• **What the exercise asks**
Which of the lines below hold the word "user"? Pull each of them out.

• **Source material**
-*-*-

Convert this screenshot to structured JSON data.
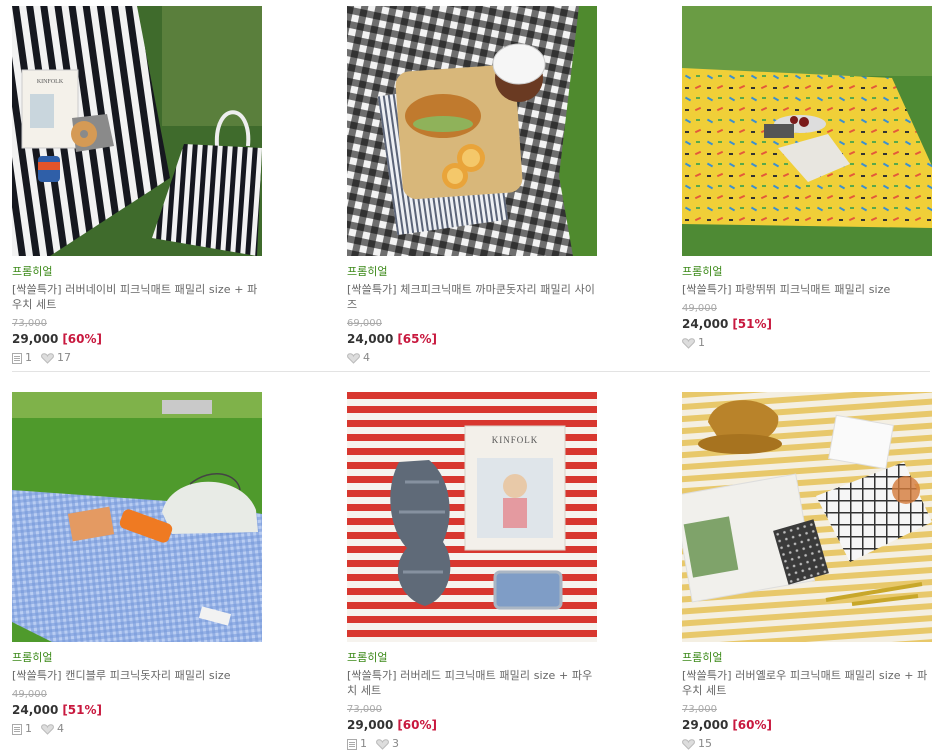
{
  "products": [
    {
      "brand": "프롬히얼",
      "title": "[싹쓸특가] 러버네이비 피크닉매트 패밀리 size + 파우치 세트",
      "original_price": "73,000",
      "price": "29,000",
      "discount": "[60%]",
      "reviews": "1",
      "likes": "17",
      "image": "navy-stripe-picnic-mat"
    },
    {
      "brand": "프롬히얼",
      "title": "[싹쓸특가] 체크피크닉매트 까마쿤돗자리 패밀리 사이즈",
      "original_price": "69,000",
      "price": "24,000",
      "discount": "[65%]",
      "reviews": "",
      "likes": "4",
      "image": "black-gingham-picnic-mat"
    },
    {
      "brand": "프롬히얼",
      "title": "[싹쓸특가] 파랑뛰뛰 피크닉매트 패밀리 size",
      "original_price": "49,000",
      "price": "24,000",
      "discount": "[51%]",
      "reviews": "",
      "likes": "1",
      "image": "yellow-pattern-picnic-mat"
    },
    {
      "brand": "프롬히얼",
      "title": "[싹쓸특가] 캔디블루 피크닉돗자리 패밀리 size",
      "original_price": "49,000",
      "price": "24,000",
      "discount": "[51%]",
      "reviews": "1",
      "likes": "4",
      "image": "blue-gingham-picnic-mat"
    },
    {
      "brand": "프롬히얼",
      "title": "[싹쓸특가] 러버레드 피크닉매트 패밀리 size + 파우치 세트",
      "original_price": "73,000",
      "price": "29,000",
      "discount": "[60%]",
      "reviews": "1",
      "likes": "3",
      "image": "red-stripe-picnic-mat"
    },
    {
      "brand": "프롬히얼",
      "title": "[싹쓸특가] 러버옐로우 피크닉매트 패밀리 size + 파우치 세트",
      "original_price": "73,000",
      "price": "29,000",
      "discount": "[60%]",
      "reviews": "",
      "likes": "15",
      "image": "yellow-stripe-picnic-mat"
    }
  ],
  "colors": {
    "brand": "#3d8a1a",
    "discount": "#c8183e",
    "original": "#aaaaaa"
  },
  "image_text": {
    "magazine": "KINFOLK"
  }
}
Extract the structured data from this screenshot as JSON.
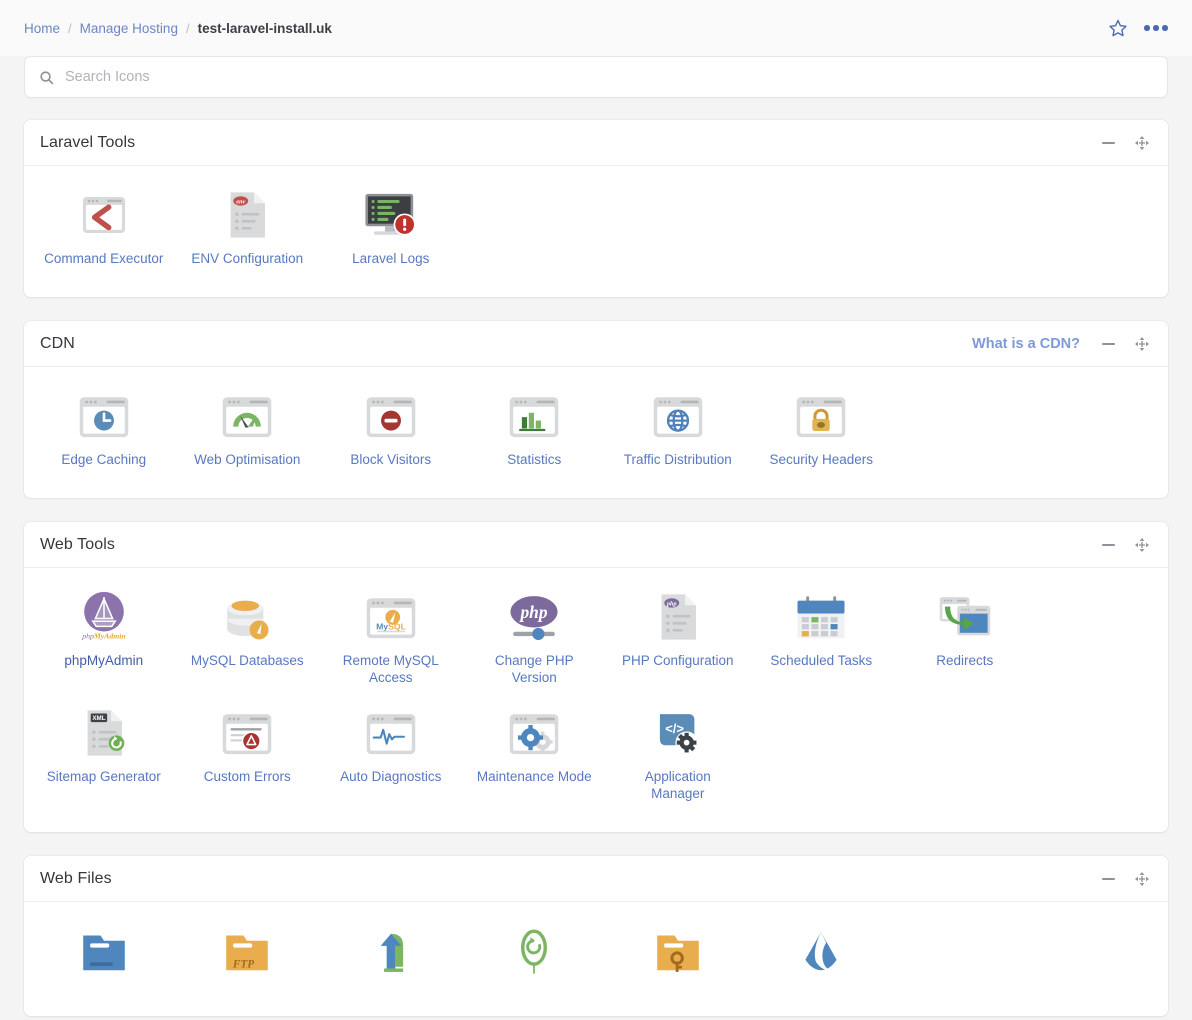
{
  "breadcrumb": {
    "items": [
      {
        "label": "Home",
        "type": "link"
      },
      {
        "label": "Manage Hosting",
        "type": "link"
      },
      {
        "label": "test-laravel-install.uk",
        "type": "current"
      }
    ],
    "separator": "/"
  },
  "topbar": {
    "favourite_icon": "star-outline-icon",
    "more_icon": "more-options-icon",
    "accent": "#4c6ab3"
  },
  "search": {
    "placeholder": "Search Icons",
    "value": "",
    "icon": "search-icon"
  },
  "section_controls": {
    "minimize_icon": "minus-icon",
    "move_icon": "move-arrows-icon"
  },
  "sections": [
    {
      "title": "Laravel Tools",
      "link": null,
      "tiles": [
        {
          "label": "Command Executor",
          "icon": "command-executor-icon"
        },
        {
          "label": "ENV Configuration",
          "icon": "env-configuration-icon"
        },
        {
          "label": "Laravel Logs",
          "icon": "laravel-logs-icon"
        }
      ]
    },
    {
      "title": "CDN",
      "link": "What is a CDN?",
      "tiles": [
        {
          "label": "Edge Caching",
          "icon": "edge-caching-icon"
        },
        {
          "label": "Web Optimisation",
          "icon": "web-optimisation-icon"
        },
        {
          "label": "Block Visitors",
          "icon": "block-visitors-icon"
        },
        {
          "label": "Statistics",
          "icon": "statistics-icon"
        },
        {
          "label": "Traffic Distribution",
          "icon": "traffic-distribution-icon"
        },
        {
          "label": "Security Headers",
          "icon": "security-headers-icon"
        }
      ]
    },
    {
      "title": "Web Tools",
      "link": null,
      "tiles": [
        {
          "label": "phpMyAdmin",
          "icon": "phpmyadmin-icon"
        },
        {
          "label": "MySQL Databases",
          "icon": "mysql-databases-icon"
        },
        {
          "label": "Remote MySQL Access",
          "icon": "remote-mysql-access-icon"
        },
        {
          "label": "Change PHP Version",
          "icon": "change-php-version-icon"
        },
        {
          "label": "PHP Configuration",
          "icon": "php-configuration-icon"
        },
        {
          "label": "Scheduled Tasks",
          "icon": "scheduled-tasks-icon"
        },
        {
          "label": "Redirects",
          "icon": "redirects-icon"
        },
        {
          "label": "Sitemap Generator",
          "icon": "sitemap-generator-icon"
        },
        {
          "label": "Custom Errors",
          "icon": "custom-errors-icon"
        },
        {
          "label": "Auto Diagnostics",
          "icon": "auto-diagnostics-icon"
        },
        {
          "label": "Maintenance Mode",
          "icon": "maintenance-mode-icon"
        },
        {
          "label": "Application Manager",
          "icon": "application-manager-icon"
        }
      ]
    },
    {
      "title": "Web Files",
      "link": null,
      "tiles": [
        {
          "label": "",
          "icon": "file-manager-icon"
        },
        {
          "label": "",
          "icon": "ftp-accounts-icon"
        },
        {
          "label": "",
          "icon": "upload-icon"
        },
        {
          "label": "",
          "icon": "backups-icon"
        },
        {
          "label": "",
          "icon": "protected-folder-icon"
        },
        {
          "label": "",
          "icon": "git-icon"
        }
      ]
    }
  ],
  "colors": {
    "page_background": "#f4f4f4",
    "panel_background": "#ffffff",
    "link_blue": "#5878c0",
    "accent_blue": "#4c6ab3",
    "icon_blue": "#5b8cb8",
    "icon_green": "#7cb563",
    "icon_red": "#c8433c",
    "icon_orange": "#eab14f",
    "icon_purple": "#8d73ab",
    "muted_gray": "#8d9199"
  }
}
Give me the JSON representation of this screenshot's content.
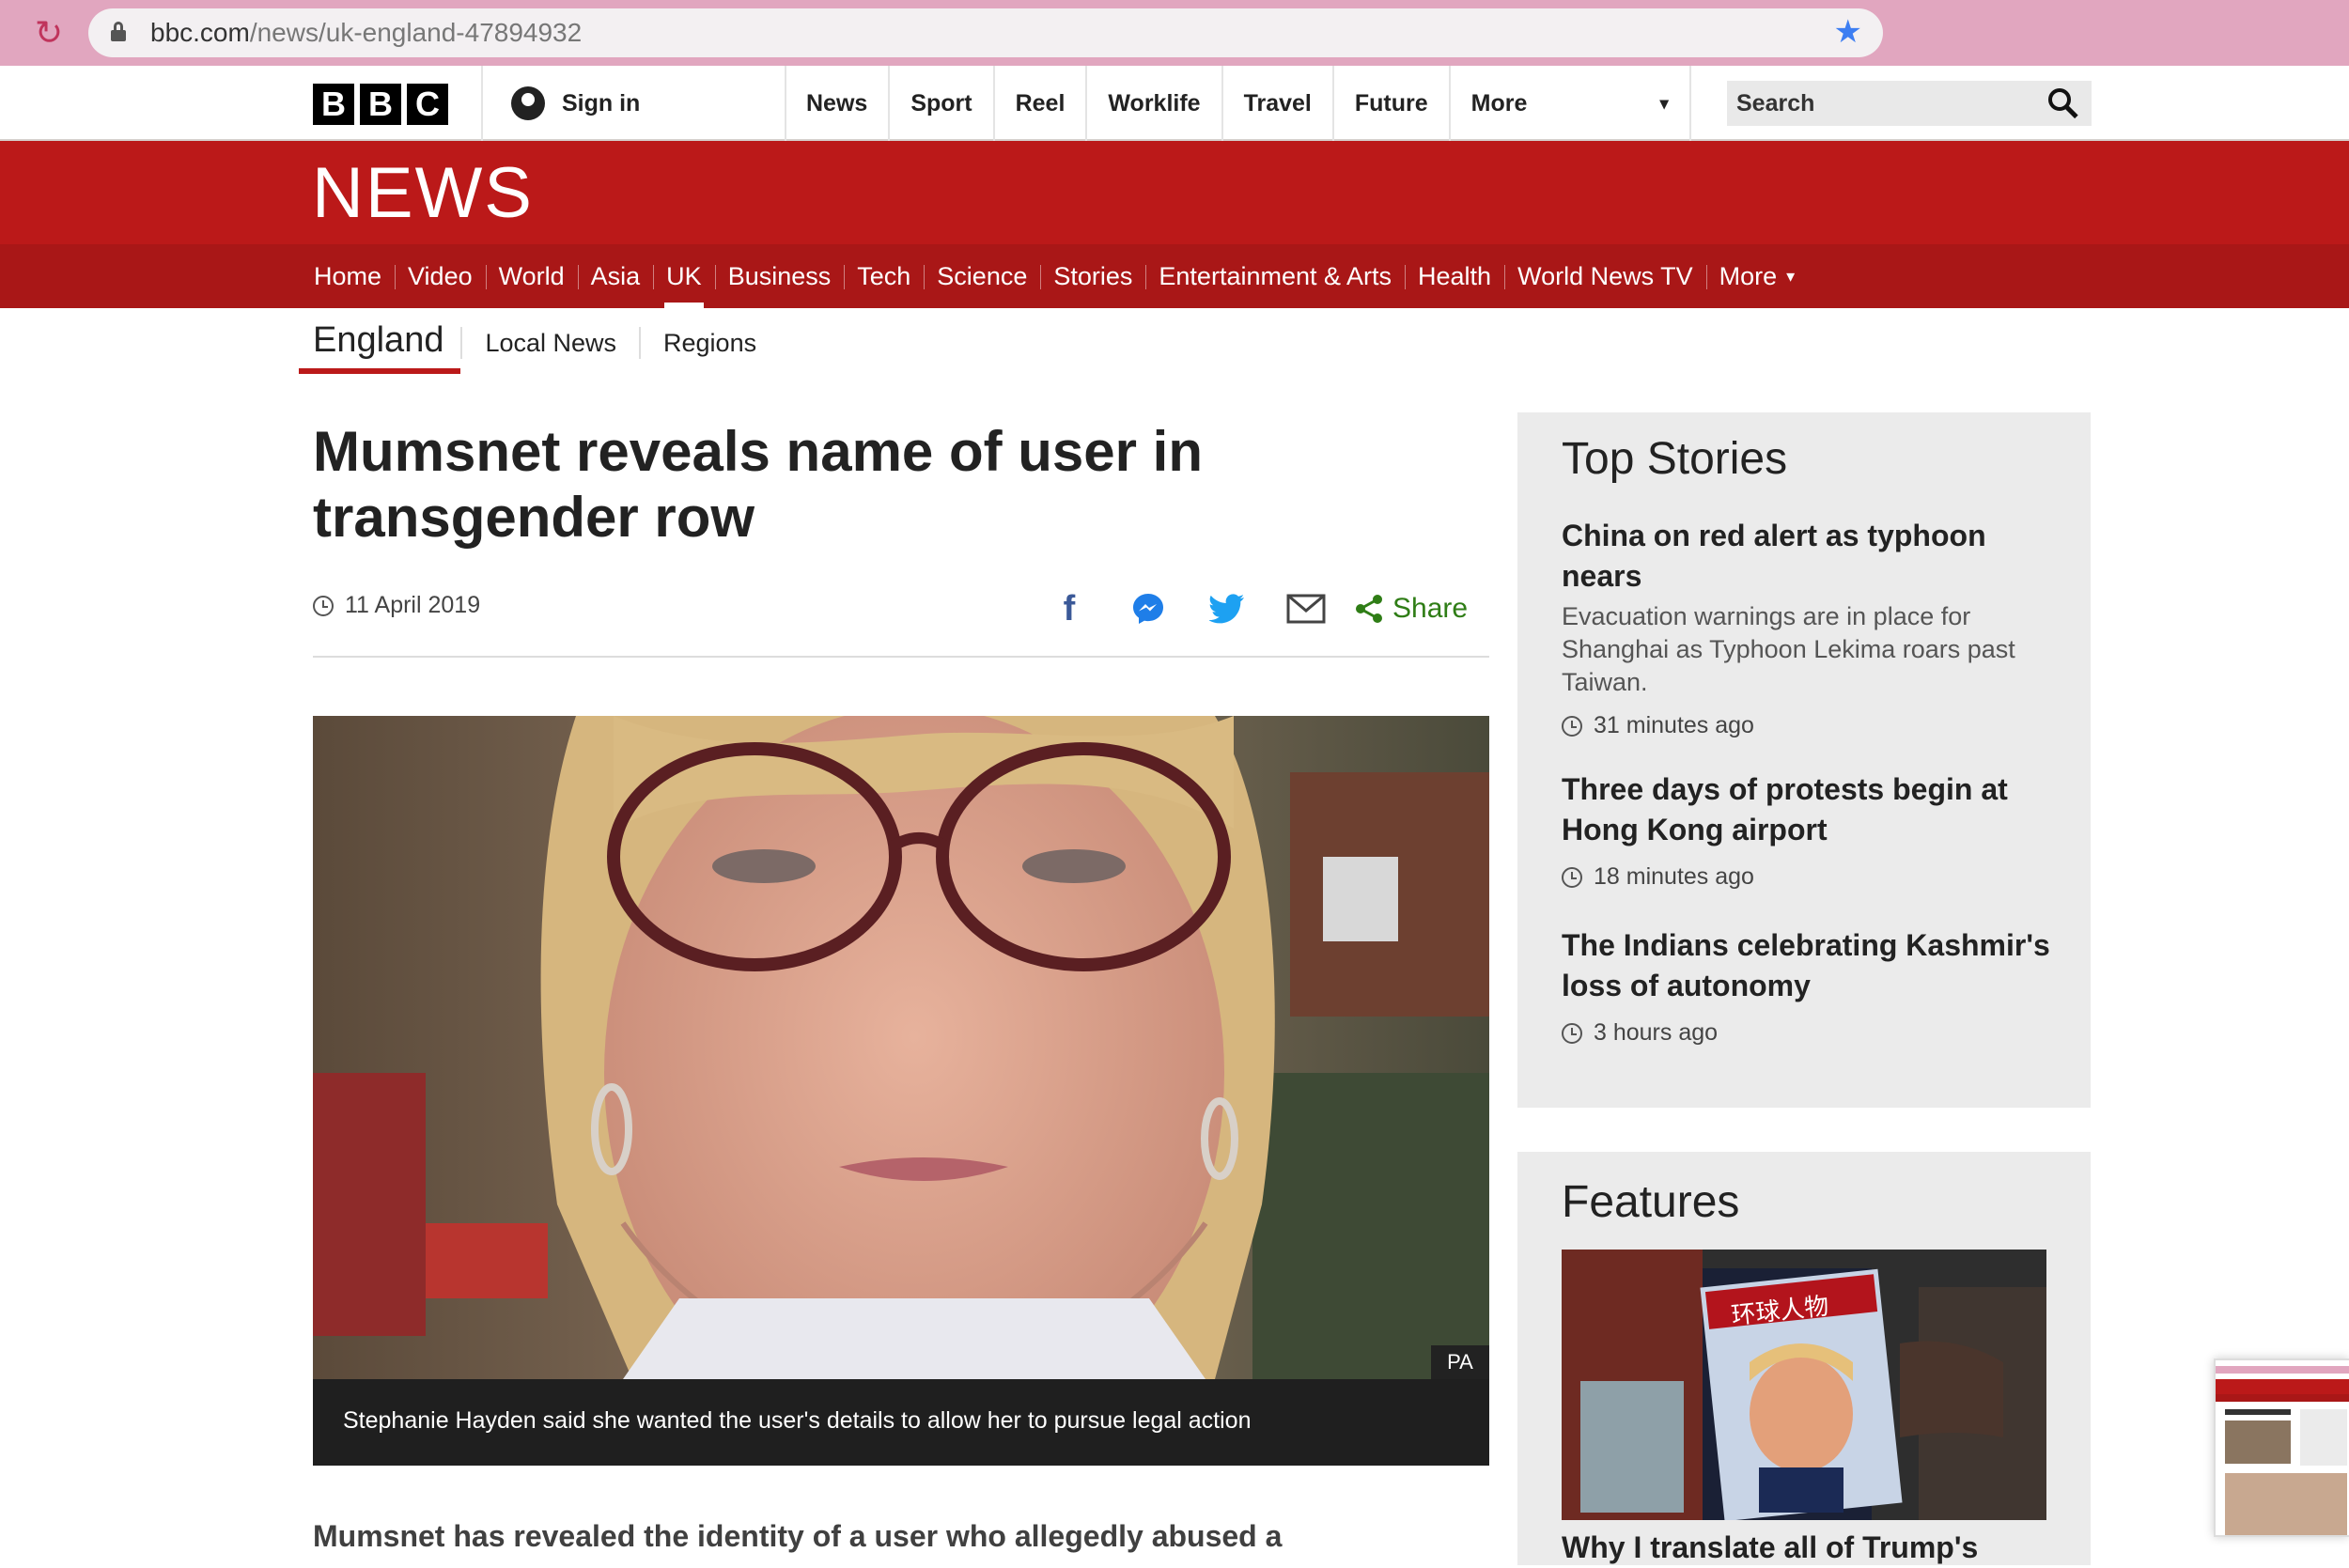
{
  "browser": {
    "url_host": "bbc.com",
    "url_path": "/news/uk-england-47894932"
  },
  "topbar": {
    "logo_letters": [
      "B",
      "B",
      "C"
    ],
    "signin_label": "Sign in",
    "nav": [
      "News",
      "Sport",
      "Reel",
      "Worklife",
      "Travel",
      "Future"
    ],
    "more_label": "More",
    "search_placeholder": "Search"
  },
  "masthead": {
    "title": "NEWS"
  },
  "section_nav": {
    "items": [
      "Home",
      "Video",
      "World",
      "Asia",
      "UK",
      "Business",
      "Tech",
      "Science",
      "Stories",
      "Entertainment & Arts",
      "Health",
      "World News TV",
      "More"
    ],
    "active": "UK"
  },
  "subnav": {
    "current": "England",
    "items": [
      "Local News",
      "Regions"
    ]
  },
  "article": {
    "headline": "Mumsnet reveals name of user in transgender row",
    "date": "11 April 2019",
    "share_label": "Share",
    "photo_credit": "PA",
    "caption": "Stephanie Hayden said she wanted the user's details to allow her to pursue legal action",
    "lead": "Mumsnet has revealed the identity of a user who allegedly abused a"
  },
  "sidebar": {
    "top_stories_title": "Top Stories",
    "stories": [
      {
        "title": "China on red alert as typhoon nears",
        "summary": "Evacuation warnings are in place for Shanghai as Typhoon Lekima roars past Taiwan.",
        "time": "31 minutes ago"
      },
      {
        "title": "Three days of protests begin at Hong Kong airport",
        "summary": "",
        "time": "18 minutes ago"
      },
      {
        "title": "The Indians celebrating Kashmir's loss of autonomy",
        "summary": "",
        "time": "3 hours ago"
      }
    ],
    "features_title": "Features",
    "feature_title": "Why I translate all of Trump's",
    "feature_magazine_text": "环球人物"
  },
  "colors": {
    "brand_red": "#bb1919",
    "nav_red": "#a91717",
    "share_green": "#2f7d16",
    "chrome_pink": "#e1a6bf"
  }
}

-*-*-

• **Task output**
    "headline": "Mumsnet reveals name of user in transgender row",
    "caption": "Stephanie Hayden said she wanted the user's details to allow her to pursue legal action",
    "lead": "Mumsnet has revealed the identity of a user who allegedly abused a"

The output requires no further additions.